> [Try it]: Supply the number of lines below containing "application", nothing else.

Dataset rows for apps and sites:
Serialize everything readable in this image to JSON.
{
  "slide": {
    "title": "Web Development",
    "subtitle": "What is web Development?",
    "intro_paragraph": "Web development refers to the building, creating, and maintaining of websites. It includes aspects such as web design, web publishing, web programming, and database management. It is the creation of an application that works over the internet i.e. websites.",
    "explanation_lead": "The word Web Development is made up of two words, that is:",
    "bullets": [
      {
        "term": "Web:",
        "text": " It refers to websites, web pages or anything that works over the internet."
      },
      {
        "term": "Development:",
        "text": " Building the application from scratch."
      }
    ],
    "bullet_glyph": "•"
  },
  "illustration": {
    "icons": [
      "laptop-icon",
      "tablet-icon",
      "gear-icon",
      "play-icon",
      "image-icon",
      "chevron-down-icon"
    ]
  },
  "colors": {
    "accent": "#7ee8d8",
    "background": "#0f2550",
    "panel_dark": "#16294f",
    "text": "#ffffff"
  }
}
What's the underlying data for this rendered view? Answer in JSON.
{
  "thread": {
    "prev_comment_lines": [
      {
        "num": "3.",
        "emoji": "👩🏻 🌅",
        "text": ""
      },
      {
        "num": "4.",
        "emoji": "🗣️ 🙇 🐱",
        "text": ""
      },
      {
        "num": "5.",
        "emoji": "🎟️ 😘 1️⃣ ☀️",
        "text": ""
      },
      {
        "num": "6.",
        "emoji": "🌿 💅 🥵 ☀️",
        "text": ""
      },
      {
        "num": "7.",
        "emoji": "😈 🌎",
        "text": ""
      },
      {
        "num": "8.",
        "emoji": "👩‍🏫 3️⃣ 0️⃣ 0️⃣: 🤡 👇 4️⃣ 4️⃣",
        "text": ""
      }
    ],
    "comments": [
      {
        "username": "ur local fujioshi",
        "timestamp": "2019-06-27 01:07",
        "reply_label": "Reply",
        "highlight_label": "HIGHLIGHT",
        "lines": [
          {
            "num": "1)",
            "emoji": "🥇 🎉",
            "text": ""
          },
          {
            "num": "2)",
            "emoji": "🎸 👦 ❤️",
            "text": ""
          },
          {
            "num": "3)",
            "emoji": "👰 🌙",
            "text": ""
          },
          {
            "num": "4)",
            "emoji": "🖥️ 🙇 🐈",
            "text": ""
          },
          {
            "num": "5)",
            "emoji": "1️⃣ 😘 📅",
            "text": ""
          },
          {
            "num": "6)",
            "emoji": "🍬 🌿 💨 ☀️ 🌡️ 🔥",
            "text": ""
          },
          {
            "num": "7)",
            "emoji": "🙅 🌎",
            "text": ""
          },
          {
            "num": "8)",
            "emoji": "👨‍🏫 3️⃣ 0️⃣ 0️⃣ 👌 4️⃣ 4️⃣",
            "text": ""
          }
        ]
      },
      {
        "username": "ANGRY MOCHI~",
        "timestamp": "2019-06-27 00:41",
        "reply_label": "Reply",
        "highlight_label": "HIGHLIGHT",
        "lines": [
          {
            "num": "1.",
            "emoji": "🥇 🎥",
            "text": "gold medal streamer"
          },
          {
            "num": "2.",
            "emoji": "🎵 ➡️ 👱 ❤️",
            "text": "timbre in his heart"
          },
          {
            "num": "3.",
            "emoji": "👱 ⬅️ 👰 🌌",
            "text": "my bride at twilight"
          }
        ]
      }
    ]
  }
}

> [Answer box]: 2